    rgb.G = color.G / 255M;
    rgb.B = color.B / 255M;
    return rgb;

To perform the Color to RGB conversion, add the following to the main Convert method.

RGB rgb = GetRGBFromColor(color);

The conversion from RGB to HSL uses three special values repeatedly. Two of these are the maximum and minimum values of the red, green and blue components. The third is the chroma value, which is the difference between the maximum and minimum brightnesses. To calculate these values, add the following code to the main conversion method:

decimal max = Math.Max(Math.Max(rgb.R, rgb.G), rgb.B);
decimal min = Math.Min(Math.Min(rgb.R, rgb.G), rgb.B);
decimal chroma = max - min;

We now have enough information to calculate the lightness value for the HSL colour. Using the bi-hexcone method described in the Wikipedia article, the lightness is simply the mean average of the maximum and minimum RGB values. We'll perform the calculation in a private method, as follows:

private decimal GetL(decimal max, decimal min)
    return (max + min) / 2M;

We can apply the result of this method directly to the L property of the HSL variable by adding the following to the Convert method:

hsl.L = GetL(max, min);

After calculating the lightness we need to check for a special case. If all three of the RGB values are identical, the colour produced is grey, so has a saturation of zero and an undefined hue. If the RGB values do match, the maximum and minimum values will be the same and, therefore, the chroma value will be zero. We can check for this situation and simply return the HSL value with default values of zero for hue and saturation using the following code:

if (chroma != 0)
return hsl;

If the chroma value is not zero we need to determine the saturation and hue values from the information that we already have. We will create a method to obtain each, so to call those methods add the following two lines within the code block of the previously defined if statement:

hsl.H = GetH(rgb, max, chroma);
hsl.S = GetS(hsl.L, chroma);

Next we will create the method that generates the hue value. This performs one of three calculations, selected according to which of the RGB elements has the highest value. The other two components of the RGB colour are then used to move within the HSL "cylinder" and find the correct hue, which is returned as a value between zero and 360.

private decimal GetH(RGB rgb, decimal max, decimal chroma)
    decimal h;
    if (rgb.R == max)
        h = ((rgb.G - rgb.B) / chroma);
    else if (rgb.G == max)
        h = ((rgb.B - rgb.R) / chroma) + 2M;
        h = ((rgb.R - rgb.G) / chroma) + 4M;
    return 60M * ((h + 6M) % 6M);

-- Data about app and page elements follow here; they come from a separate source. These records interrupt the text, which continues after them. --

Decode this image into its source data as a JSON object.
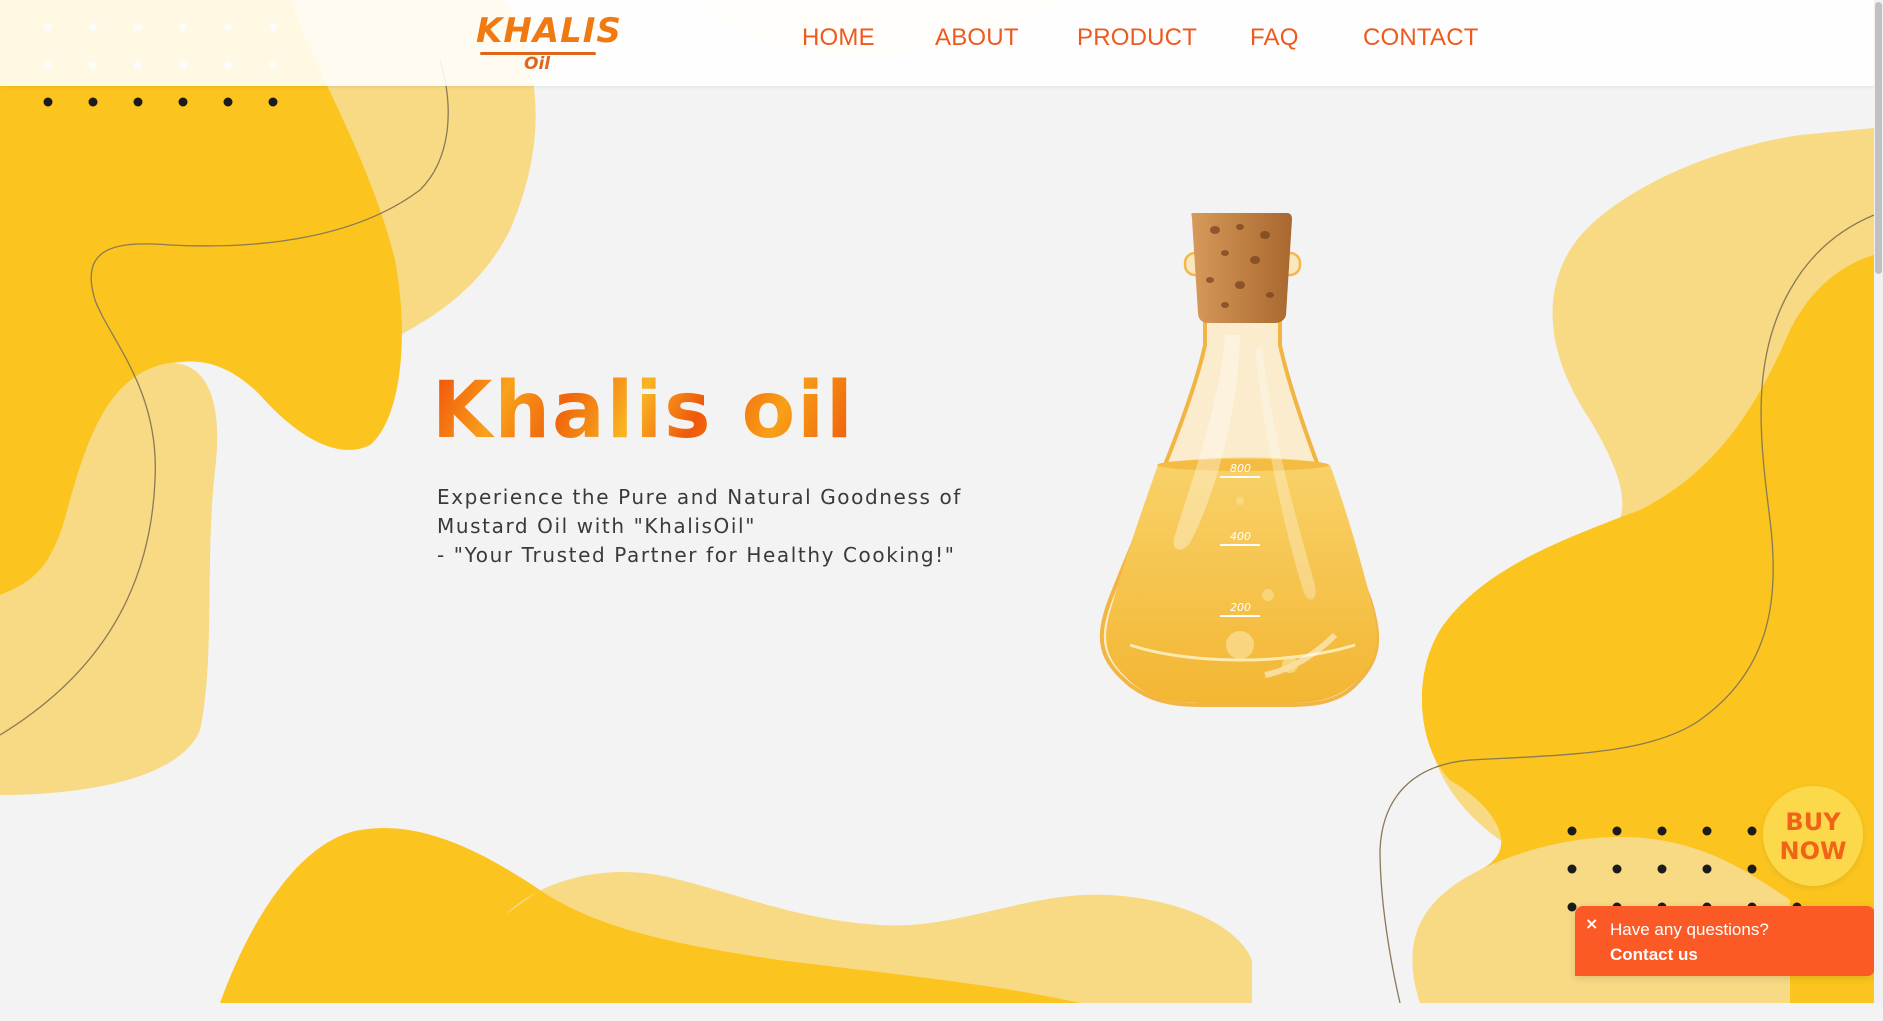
{
  "brand": {
    "logo_text": "KHALIS",
    "logo_subtext": "Oil"
  },
  "nav": {
    "items": [
      {
        "label": "HOME"
      },
      {
        "label": "ABOUT"
      },
      {
        "label": "PRODUCT"
      },
      {
        "label": "FAQ"
      },
      {
        "label": "CONTACT"
      }
    ]
  },
  "hero": {
    "title": "Khalis oil",
    "description_lines": [
      "Experience the Pure and Natural Goodness of",
      "Mustard Oil with \"KhalisOil\"",
      "- \"Your Trusted Partner for Healthy Cooking!\""
    ]
  },
  "flask": {
    "markings": [
      "800",
      "400",
      "200"
    ]
  },
  "buy_now": {
    "line1": "BUY",
    "line2": "NOW"
  },
  "contact_popup": {
    "close_symbol": "×",
    "question": "Have any questions?",
    "cta": "Contact us"
  },
  "colors": {
    "accent": "#ee5a1e",
    "yellow": "#fbc41e",
    "light_yellow": "#f8d984",
    "background": "#f3f3f3",
    "popup": "#fb5a26"
  }
}
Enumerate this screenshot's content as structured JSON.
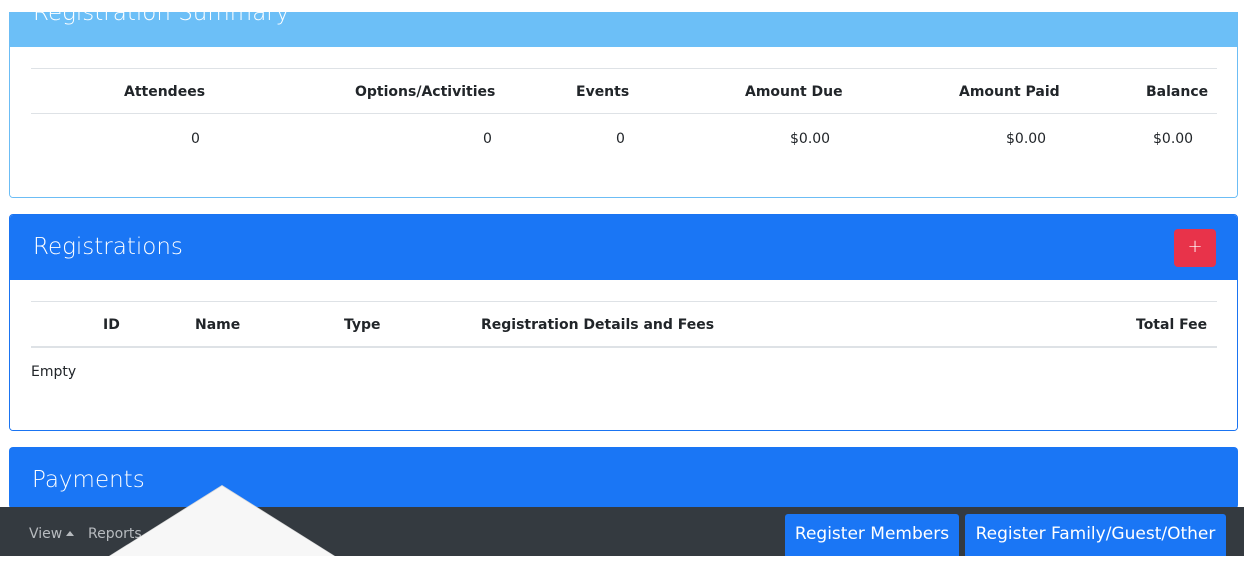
{
  "summary": {
    "title": "Registration Summary",
    "headers": [
      "Attendees",
      "Options/Activities",
      "Events",
      "Amount Due",
      "Amount Paid",
      "Balance"
    ],
    "row": [
      "0",
      "0",
      "0",
      "$0.00",
      "$0.00",
      "$0.00"
    ]
  },
  "registrations": {
    "title": "Registrations",
    "add_label": "+",
    "headers": [
      "ID",
      "Name",
      "Type",
      "Registration Details and Fees",
      "Total Fee"
    ],
    "empty_text": "Empty"
  },
  "payments": {
    "title": "Payments"
  },
  "bottom_bar": {
    "view_label": "View",
    "reports_label": "Reports",
    "register_members_label": "Register Members",
    "register_family_label": "Register Family/Guest/Other"
  },
  "colors": {
    "summary_header": "#6cbff7",
    "primary": "#1a76f5",
    "danger": "#e8334a",
    "bottom_bar": "#343a40"
  }
}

Finally, we can calculate the saturation. One of two calculations is used depending upon whether the lightness is greater than 50% or not. Using the conditional operator allows these calculations to be performed with a single line of code:

private decimal GetS(decimal l, decimal chroma)
    return l <= 0.5M ? chroma / (l * 2M) : chroma / (2M - 2M * l);

The conversion from RGB to HSL is now complete.

17 November 2010